** Work task **
Exact reproduction is required for all entries.

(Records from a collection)
-*-*-
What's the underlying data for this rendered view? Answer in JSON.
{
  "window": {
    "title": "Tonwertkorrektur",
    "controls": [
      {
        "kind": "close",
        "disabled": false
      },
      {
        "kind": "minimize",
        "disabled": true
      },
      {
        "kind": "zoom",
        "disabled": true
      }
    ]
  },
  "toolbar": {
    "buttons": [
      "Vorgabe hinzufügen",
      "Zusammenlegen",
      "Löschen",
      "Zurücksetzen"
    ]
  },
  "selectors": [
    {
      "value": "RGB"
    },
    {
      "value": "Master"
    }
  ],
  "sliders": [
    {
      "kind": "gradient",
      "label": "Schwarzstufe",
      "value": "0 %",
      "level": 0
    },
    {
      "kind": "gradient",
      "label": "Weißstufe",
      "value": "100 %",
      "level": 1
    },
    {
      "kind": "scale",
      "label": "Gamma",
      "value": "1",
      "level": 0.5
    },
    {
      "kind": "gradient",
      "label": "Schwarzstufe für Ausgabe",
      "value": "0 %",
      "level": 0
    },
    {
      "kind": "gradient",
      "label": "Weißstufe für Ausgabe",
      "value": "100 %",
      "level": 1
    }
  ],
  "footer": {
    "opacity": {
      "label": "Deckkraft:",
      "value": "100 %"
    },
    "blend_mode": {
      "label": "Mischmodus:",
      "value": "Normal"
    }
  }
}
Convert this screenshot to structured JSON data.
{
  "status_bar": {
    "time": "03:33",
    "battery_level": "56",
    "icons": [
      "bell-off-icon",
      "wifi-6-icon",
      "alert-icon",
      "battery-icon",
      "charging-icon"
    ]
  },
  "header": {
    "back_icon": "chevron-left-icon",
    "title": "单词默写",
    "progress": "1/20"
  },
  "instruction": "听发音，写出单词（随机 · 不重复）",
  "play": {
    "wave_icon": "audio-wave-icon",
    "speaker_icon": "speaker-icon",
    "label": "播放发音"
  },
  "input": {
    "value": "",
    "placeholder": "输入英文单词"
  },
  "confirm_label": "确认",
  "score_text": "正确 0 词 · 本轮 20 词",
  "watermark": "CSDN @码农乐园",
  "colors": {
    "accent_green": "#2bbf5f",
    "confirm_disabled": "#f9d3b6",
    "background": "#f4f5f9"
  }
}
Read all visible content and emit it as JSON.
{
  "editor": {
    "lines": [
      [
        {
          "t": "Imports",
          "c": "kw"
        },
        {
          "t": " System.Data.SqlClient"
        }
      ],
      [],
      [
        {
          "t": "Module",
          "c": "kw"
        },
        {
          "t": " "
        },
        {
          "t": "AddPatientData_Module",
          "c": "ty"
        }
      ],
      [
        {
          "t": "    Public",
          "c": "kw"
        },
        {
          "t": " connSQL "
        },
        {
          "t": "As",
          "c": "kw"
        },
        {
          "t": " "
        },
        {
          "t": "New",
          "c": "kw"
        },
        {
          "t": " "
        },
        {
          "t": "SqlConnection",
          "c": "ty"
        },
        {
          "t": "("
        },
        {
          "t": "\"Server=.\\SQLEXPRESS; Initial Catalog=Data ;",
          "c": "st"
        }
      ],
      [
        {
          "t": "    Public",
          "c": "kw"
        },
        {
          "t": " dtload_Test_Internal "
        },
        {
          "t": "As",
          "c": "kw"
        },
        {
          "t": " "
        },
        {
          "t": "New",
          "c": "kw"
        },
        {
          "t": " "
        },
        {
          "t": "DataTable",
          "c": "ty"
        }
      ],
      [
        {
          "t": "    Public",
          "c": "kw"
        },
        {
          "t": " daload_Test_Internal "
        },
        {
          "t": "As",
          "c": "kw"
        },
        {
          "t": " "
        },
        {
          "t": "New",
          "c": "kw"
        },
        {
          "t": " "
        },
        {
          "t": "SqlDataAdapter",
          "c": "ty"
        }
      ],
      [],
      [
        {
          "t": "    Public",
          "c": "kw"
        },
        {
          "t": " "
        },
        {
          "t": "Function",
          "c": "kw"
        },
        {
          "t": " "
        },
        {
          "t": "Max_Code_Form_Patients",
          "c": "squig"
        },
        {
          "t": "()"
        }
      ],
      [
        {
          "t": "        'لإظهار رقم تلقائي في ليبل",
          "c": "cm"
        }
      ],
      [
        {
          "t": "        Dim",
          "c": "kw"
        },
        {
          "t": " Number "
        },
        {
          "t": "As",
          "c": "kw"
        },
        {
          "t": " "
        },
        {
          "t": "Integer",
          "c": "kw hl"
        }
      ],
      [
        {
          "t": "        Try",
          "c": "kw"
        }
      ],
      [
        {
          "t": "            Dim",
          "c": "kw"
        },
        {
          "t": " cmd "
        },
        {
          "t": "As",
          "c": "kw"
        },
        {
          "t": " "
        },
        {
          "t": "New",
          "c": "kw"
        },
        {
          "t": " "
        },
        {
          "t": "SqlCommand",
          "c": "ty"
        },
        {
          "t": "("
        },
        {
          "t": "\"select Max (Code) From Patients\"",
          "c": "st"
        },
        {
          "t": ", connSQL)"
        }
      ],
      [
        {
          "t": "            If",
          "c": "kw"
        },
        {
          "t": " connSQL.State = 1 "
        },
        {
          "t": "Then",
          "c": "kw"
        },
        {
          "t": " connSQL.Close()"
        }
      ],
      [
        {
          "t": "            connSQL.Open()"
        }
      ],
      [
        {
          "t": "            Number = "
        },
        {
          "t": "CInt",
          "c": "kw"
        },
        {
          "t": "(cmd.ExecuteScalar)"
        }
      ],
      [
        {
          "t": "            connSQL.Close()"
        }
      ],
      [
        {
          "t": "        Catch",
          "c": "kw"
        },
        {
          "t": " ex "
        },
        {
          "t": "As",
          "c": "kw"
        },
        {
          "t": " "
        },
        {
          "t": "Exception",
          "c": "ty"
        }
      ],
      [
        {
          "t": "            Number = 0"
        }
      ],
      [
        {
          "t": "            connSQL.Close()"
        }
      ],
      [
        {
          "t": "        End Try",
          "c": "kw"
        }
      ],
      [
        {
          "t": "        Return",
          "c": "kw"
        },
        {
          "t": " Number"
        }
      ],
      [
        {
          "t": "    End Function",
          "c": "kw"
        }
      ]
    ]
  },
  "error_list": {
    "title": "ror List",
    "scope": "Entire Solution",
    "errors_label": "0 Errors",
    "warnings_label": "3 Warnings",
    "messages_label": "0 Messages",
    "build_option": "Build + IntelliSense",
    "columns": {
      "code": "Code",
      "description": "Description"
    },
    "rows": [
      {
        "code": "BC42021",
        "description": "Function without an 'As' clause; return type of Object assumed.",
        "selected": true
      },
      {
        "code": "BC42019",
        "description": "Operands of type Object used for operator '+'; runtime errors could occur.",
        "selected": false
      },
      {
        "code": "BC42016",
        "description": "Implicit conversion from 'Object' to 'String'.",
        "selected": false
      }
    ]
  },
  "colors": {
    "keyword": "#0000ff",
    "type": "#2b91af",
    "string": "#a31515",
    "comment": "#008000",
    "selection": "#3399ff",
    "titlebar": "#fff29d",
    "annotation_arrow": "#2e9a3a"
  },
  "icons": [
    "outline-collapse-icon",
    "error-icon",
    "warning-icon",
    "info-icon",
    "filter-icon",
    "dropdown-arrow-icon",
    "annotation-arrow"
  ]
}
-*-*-
** Output below **
What's the underlying data for this rendered view? Answer in JSON.
{
  "window": {
    "title": "Tonwertkorrektur",
    "controls": [
      {
        "kind": "close",
        "disabled": false
      },
      {
        "kind": "minimize",
        "disabled": true
      },
      {
        "kind": "zoom",
        "disabled": true
      }
    ]
  },
  "toolbar": {
    "buttons": [
      "Vorgabe hinzufügen",
      "Zusammenlegen",
      "Löschen",
      "Zurücksetzen"
    ]
  },
  "selectors": [
    {
      "value": "RGB"
    },
    {
      "value": "Master"
    }
  ],
  "sliders": [
    {
      "kind": "gradient",
      "label": "Schwarzstufe",
      "value": "0 %",
      "level": 0
    },
    {
      "kind": "gradient",
      "label": "Weißstufe",
      "value": "100 %",
      "level": 1
    },
    {
      "kind": "scale",
      "label": "Gamma",
      "value": "1",
      "level": 0.5
    },
    {
      "kind": "gradient",
      "label": "Schwarzstufe für Ausgabe",
      "value": "0 %",
      "level": 0
    },
    {
      "kind": "gradient",
      "label": "Weißstufe für Ausgabe",
      "value": "100 %",
      "level": 1
    }
  ],
  "footer": {
    "opacity": {
      "label": "Deckkraft:",
      "value": "100 %"
    },
    "blend_mode": {
      "label": "Mischmodus:",
      "value": "Normal"
    }
  }
}
Convert this screenshot to structured JSON data.
{
  "status_bar": {
    "time": "03:33",
    "battery_level": "56",
    "icons": [
      "bell-off-icon",
      "wifi-6-icon",
      "alert-icon",
      "battery-icon",
      "charging-icon"
    ]
  },
  "header": {
    "back_icon": "chevron-left-icon",
    "title": "单词默写",
    "progress": "1/20"
  },
  "instruction": "听发音，写出单词（随机 · 不重复）",
  "play": {
    "wave_icon": "audio-wave-icon",
    "speaker_icon": "speaker-icon",
    "label": "播放发音"
  },
  "input": {
    "value": "",
    "placeholder": "输入英文单词"
  },
  "confirm_label": "确认",
  "score_text": "正确 0 词 · 本轮 20 词",
  "watermark": "CSDN @码农乐园",
  "colors": {
    "accent_green": "#2bbf5f",
    "confirm_disabled": "#f9d3b6",
    "background": "#f4f5f9"
  }
}
Read all visible content and emit it as JSON.
{
  "editor": {
    "lines": [
      [
        {
          "t": "Imports",
          "c": "kw"
        },
        {
          "t": " System.Data.SqlClient"
        }
      ],
      [],
      [
        {
          "t": "Module",
          "c": "kw"
        },
        {
          "t": " "
        },
        {
          "t": "AddPatientData_Module",
          "c": "ty"
        }
      ],
      [
        {
          "t": "    Public",
          "c": "kw"
        },
        {
          "t": " connSQL "
        },
        {
          "t": "As",
          "c": "kw"
        },
        {
          "t": " "
        },
        {
          "t": "New",
          "c": "kw"
        },
        {
          "t": " "
        },
        {
          "t": "SqlConnection",
          "c": "ty"
        },
        {
          "t": "("
        },
        {
          "t": "\"Server=.\\SQLEXPRESS; Initial Catalog=Data ;",
          "c": "st"
        }
      ],
      [
        {
          "t": "    Public",
          "c": "kw"
        },
        {
          "t": " dtload_Test_Internal "
        },
        {
          "t": "As",
          "c": "kw"
        },
        {
          "t": " "
        },
        {
          "t": "New",
          "c": "kw"
        },
        {
          "t": " "
        },
        {
          "t": "DataTable",
          "c": "ty"
        }
      ],
      [
        {
          "t": "    Public",
          "c": "kw"
        },
        {
          "t": " daload_Test_Internal "
        },
        {
          "t": "As",
          "c": "kw"
        },
        {
          "t": " "
        },
        {
          "t": "New",
          "c": "kw"
        },
        {
          "t": " "
        },
        {
          "t": "SqlDataAdapter",
          "c": "ty"
        }
      ],
      [],
      [
        {
          "t": "    Public",
          "c": "kw"
        },
        {
          "t": " "
        },
        {
          "t": "Function",
          "c": "kw"
        },
        {
          "t": " "
        },
        {
          "t": "Max_Code_Form_Patients",
          "c": "squig"
        },
        {
          "t": "()"
        }
      ],
      [
        {
          "t": "        'لإظهار رقم تلقائي في ليبل",
          "c": "cm"
        }
      ],
      [
        {
          "t": "        Dim",
          "c": "kw"
        },
        {
          "t": " Number "
        },
        {
          "t": "As",
          "c": "kw"
        },
        {
          "t": " "
        },
        {
          "t": "Integer",
          "c": "kw hl"
        }
      ],
      [
        {
          "t": "        Try",
          "c": "kw"
        }
      ],
      [
        {
          "t": "            Dim",
          "c": "kw"
        },
        {
          "t": " cmd "
        },
        {
          "t": "As",
          "c": "kw"
        },
        {
          "t": " "
        },
        {
          "t": "New",
          "c": "kw"
        },
        {
          "t": " "
        },
        {
          "t": "SqlCommand",
          "c": "ty"
        },
        {
          "t": "("
        },
        {
          "t": "\"select Max (Code) From Patients\"",
          "c": "st"
        },
        {
          "t": ", connSQL)"
        }
      ],
      [
        {
          "t": "            If",
          "c": "kw"
        },
        {
          "t": " connSQL.State = 1 "
        },
        {
          "t": "Then",
          "c": "kw"
        },
        {
          "t": " connSQL.Close()"
        }
      ],
      [
        {
          "t": "            connSQL.Open()"
        }
      ],
      [
        {
          "t": "            Number = "
        },
        {
          "t": "CInt",
          "c": "kw"
        },
        {
          "t": "(cmd.ExecuteScalar)"
        }
      ],
      [
        {
          "t": "            connSQL.Close()"
        }
      ],
      [
        {
          "t": "        Catch",
          "c": "kw"
        },
        {
          "t": " ex "
        },
        {
          "t": "As",
          "c": "kw"
        },
        {
          "t": " "
        },
        {
          "t": "Exception",
          "c": "ty"
        }
      ],
      [
        {
          "t": "            Number = 0"
        }
      ],
      [
        {
          "t": "            connSQL.Close()"
        }
      ],
      [
        {
          "t": "        End Try",
          "c": "kw"
        }
      ],
      [
        {
          "t": "        Return",
          "c": "kw"
        },
        {
          "t": " Number"
        }
      ],
      [
        {
          "t": "    End Function",
          "c": "kw"
        }
      ]
    ]
  },
  "error_list": {
    "title": "ror List",
    "scope": "Entire Solution",
    "errors_label": "0 Errors",
    "warnings_label": "3 Warnings",
    "messages_label": "0 Messages",
    "build_option": "Build + IntelliSense",
    "columns": {
      "code": "Code",
      "description": "Description"
    },
    "rows": [
      {
        "code": "BC42021",
        "description": "Function without an 'As' clause; return type of Object assumed.",
        "selected": true
      },
      {
        "code": "BC42019",
        "description": "Operands of type Object used for operator '+'; runtime errors could occur.",
        "selected": false
      },
      {
        "code": "BC42016",
        "description": "Implicit conversion from 'Object' to 'String'.",
        "selected": false
      }
    ]
  },
  "colors": {
    "keyword": "#0000ff",
    "type": "#2b91af",
    "string": "#a31515",
    "comment": "#008000",
    "selection": "#3399ff",
    "titlebar": "#fff29d",
    "annotation_arrow": "#2e9a3a"
  },
  "icons": [
    "outline-collapse-icon",
    "error-icon",
    "warning-icon",
    "info-icon",
    "filter-icon",
    "dropdown-arrow-icon",
    "annotation-arrow"
  ]
}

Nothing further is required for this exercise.